If you see a picture in the data below, omit it and copy the rest exactly.

Data about app and page elements:
□ □ □

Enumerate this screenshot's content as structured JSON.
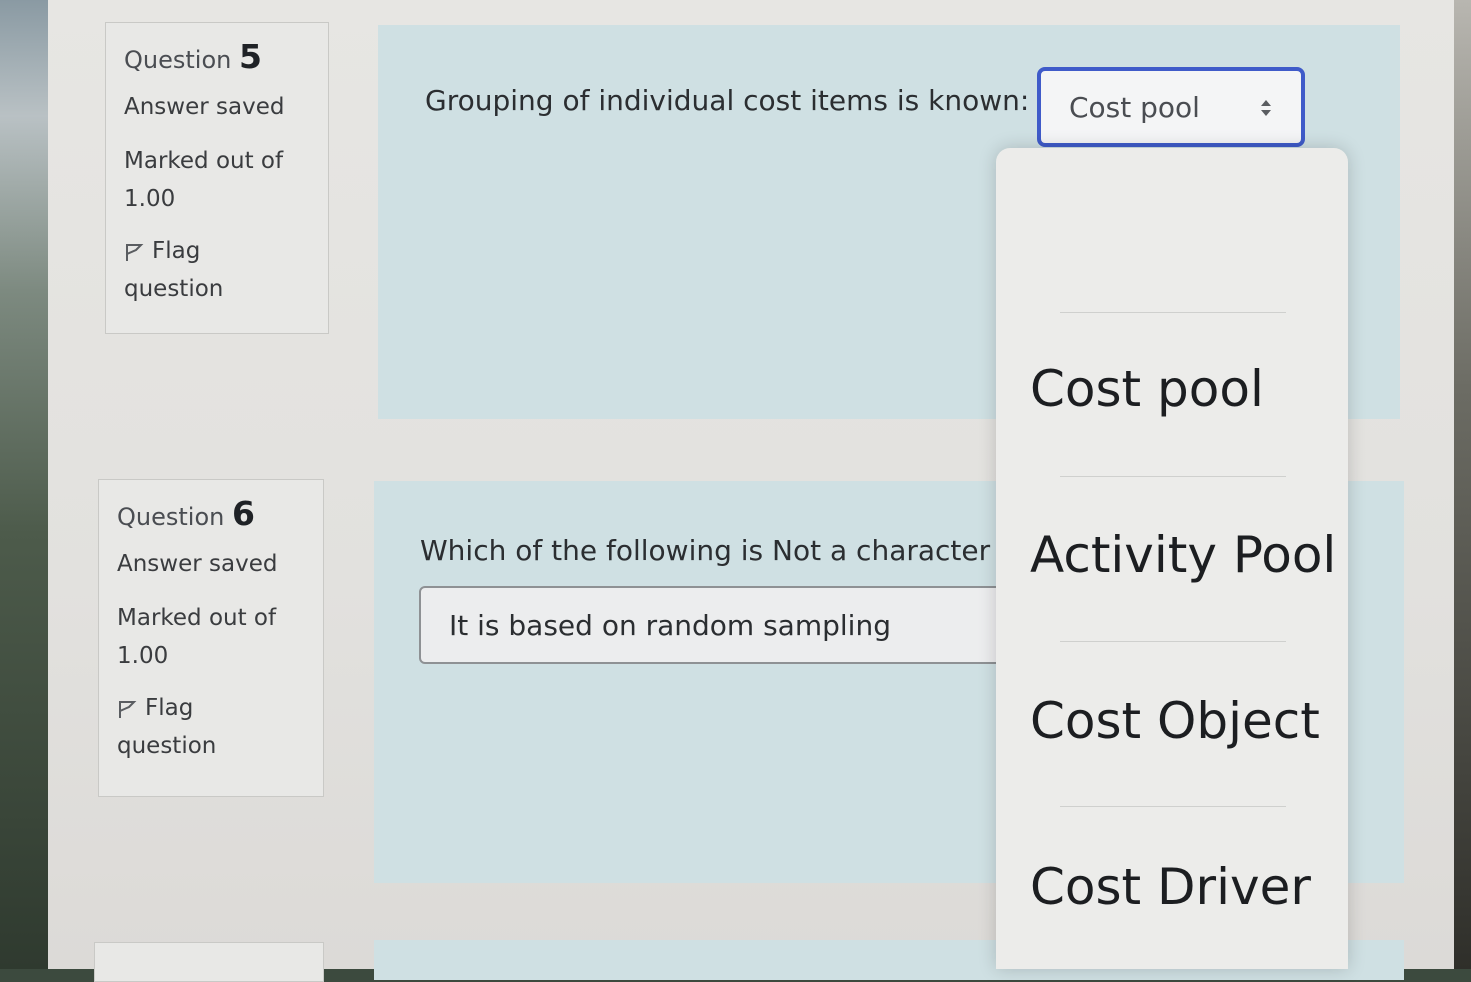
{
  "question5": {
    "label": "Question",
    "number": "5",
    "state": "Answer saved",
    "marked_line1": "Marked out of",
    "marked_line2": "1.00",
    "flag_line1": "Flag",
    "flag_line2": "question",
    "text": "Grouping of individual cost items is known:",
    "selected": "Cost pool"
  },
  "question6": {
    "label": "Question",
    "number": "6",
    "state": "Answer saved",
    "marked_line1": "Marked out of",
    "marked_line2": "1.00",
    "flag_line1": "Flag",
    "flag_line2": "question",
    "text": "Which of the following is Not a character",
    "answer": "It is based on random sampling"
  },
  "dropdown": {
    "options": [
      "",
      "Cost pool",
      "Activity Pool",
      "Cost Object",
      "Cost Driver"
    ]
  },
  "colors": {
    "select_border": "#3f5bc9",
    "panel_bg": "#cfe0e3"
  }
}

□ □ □

## [RESULT]
Enumerate this screenshot's content as structured JSON.
{
  "question5": {
    "label": "Question",
    "number": "5",
    "state": "Answer saved",
    "marked_line1": "Marked out of",
    "marked_line2": "1.00",
    "flag_line1": "Flag",
    "flag_line2": "question",
    "text": "Grouping of individual cost items is known:",
    "selected": "Cost pool"
  },
  "question6": {
    "label": "Question",
    "number": "6",
    "state": "Answer saved",
    "marked_line1": "Marked out of",
    "marked_line2": "1.00",
    "flag_line1": "Flag",
    "flag_line2": "question",
    "text": "Which of the following is Not a character",
    "answer": "It is based on random sampling"
  },
  "dropdown": {
    "options": [
      "",
      "Cost pool",
      "Activity Pool",
      "Cost Object",
      "Cost Driver"
    ]
  },
  "colors": {
    "select_border": "#3f5bc9",
    "panel_bg": "#cfe0e3"
  }
}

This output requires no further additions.